“I’m trying to make a deluxe version of the album happen this year,” Czar says. “There’ll be a couple more stripped [down] songs on the more vulnerable side, but they’re powerful in tone and lyrics. One of the songs is called ‘Break My Spirit,’ which is about a person who will remain nameless I had to deal with professionally. I’m telling them to fuck off and that they won’t break this girl. That song felt good to put that ‘fuck you’ onto paper.

“There’s another song called ‘Twilight’ that my fans have been wanting me to release for years and I’m praying that I can get it on the deluxe,” she continues. “It’s a song about getting older and asking the question, ‘Are you still going to love me in the twilight of my days?’ It speaks to normalizing aging and the way we’re all getting older at the same time. But it’s also a song about loving one another despite all the flaws that come with life.”

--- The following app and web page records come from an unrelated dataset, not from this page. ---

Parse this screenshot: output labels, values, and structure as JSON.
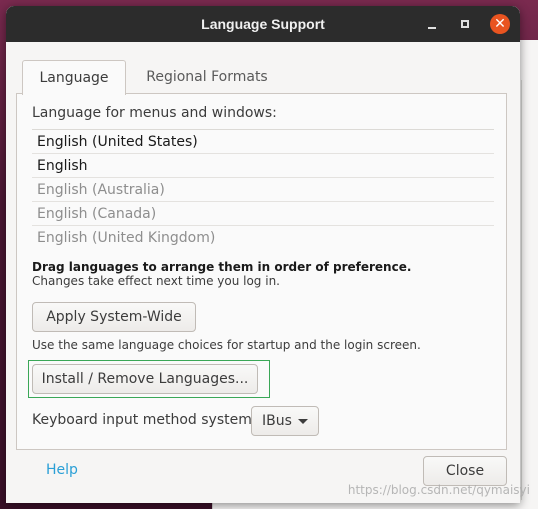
{
  "window": {
    "title": "Language Support",
    "close_glyph": "✕"
  },
  "tabs": [
    {
      "label": "Language",
      "active": true
    },
    {
      "label": "Regional Formats",
      "active": false
    }
  ],
  "language_section": {
    "label": "Language for menus and windows:",
    "languages": [
      {
        "name": "English (United States)",
        "enabled": true
      },
      {
        "name": "English",
        "enabled": true
      },
      {
        "name": "English (Australia)",
        "enabled": false
      },
      {
        "name": "English (Canada)",
        "enabled": false
      },
      {
        "name": "English (United Kingdom)",
        "enabled": false
      }
    ],
    "hint_bold": "Drag languages to arrange them in order of preference.",
    "hint": "Changes take effect next time you log in."
  },
  "buttons": {
    "apply": "Apply System-Wide",
    "apply_note": "Use the same language choices for startup and the login screen.",
    "install": "Install / Remove Languages...",
    "close": "Close"
  },
  "keyboard": {
    "label": "Keyboard input method system:",
    "selected": "IBus"
  },
  "footer": {
    "help": "Help"
  },
  "watermark": "https://blog.csdn.net/qymaisyi",
  "colors": {
    "titlebar": "#2c2c2c",
    "close_button": "#e95420",
    "help_link": "#2a9fd6",
    "focus_ring": "#3aa757"
  }
}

Czar plans to have the deluxe version of “Created From Filth and Dust” ready by the end of the year. In the meantime, she’s dedicating her time to expanding her tattoo collection. She’s been getting tattooed for years, and over time her tastes have changed quite a bit. As of late, collecting tattoos has been a means of further transforming from Juliet Simms into Lilith Czar. “I have my record, ‘Created From Filth and Dust,’ tattooed here,” Czar says, pointing to the script on the side of her forearm. “I also have a devil cherub with a snake, which represents a fallen angel. Then there’s my sacred heart with the rose, which is traditionally associated with Lilith. I also have the name ‘Lilith’ tattooed on the back of my leg and I have plans to get an anime rendition of what Lilith traditionally looks like at some point.”

Although Czar has been getting tattooed since her early days, she’s upped the frequency at which she gets tattoos in recent years. This can largely be attributed to her overall embrace of her authentic self. “Tattoos are so much more fun when they’re meaningful,” Czar says. “It’s almost like it doesn’t matter if they’re done perfectly, the meaning is what’s most important. In the last couple of years, I’ve gotten close to 18 tattoos. I have all of these ideas and things that are meaningful to me or I’ve always wanted. Now I’m just going for that.”

With the birth of new body art comes the inevitable death of tattoos that no longer serve Czar. “I’m in the process of blasting off a few tattoos right now,” Czar says. “I’m getting rid of this one (points to bird silhouette on forearm) that I got when I was 19—it was just a bad decision. I was on tour, drunk as fuck and the guy that was tattooing me was drunk as hell. Then I was in the sun every day and it healed terribly. I want to start a half sleeve over it and I’m in the process of creating space.”

It may appear as if Lilith Czar has changed everything about herself—from her name to her music to her tattoos. Before Czar had the ability to speak her truth or had even made the spiritual connection to Adam’s first wife, there was a fire brewing inside of her. She knew she was destined for greatness and with her newfound purpose, the reign of Lilith Czar has only just begun.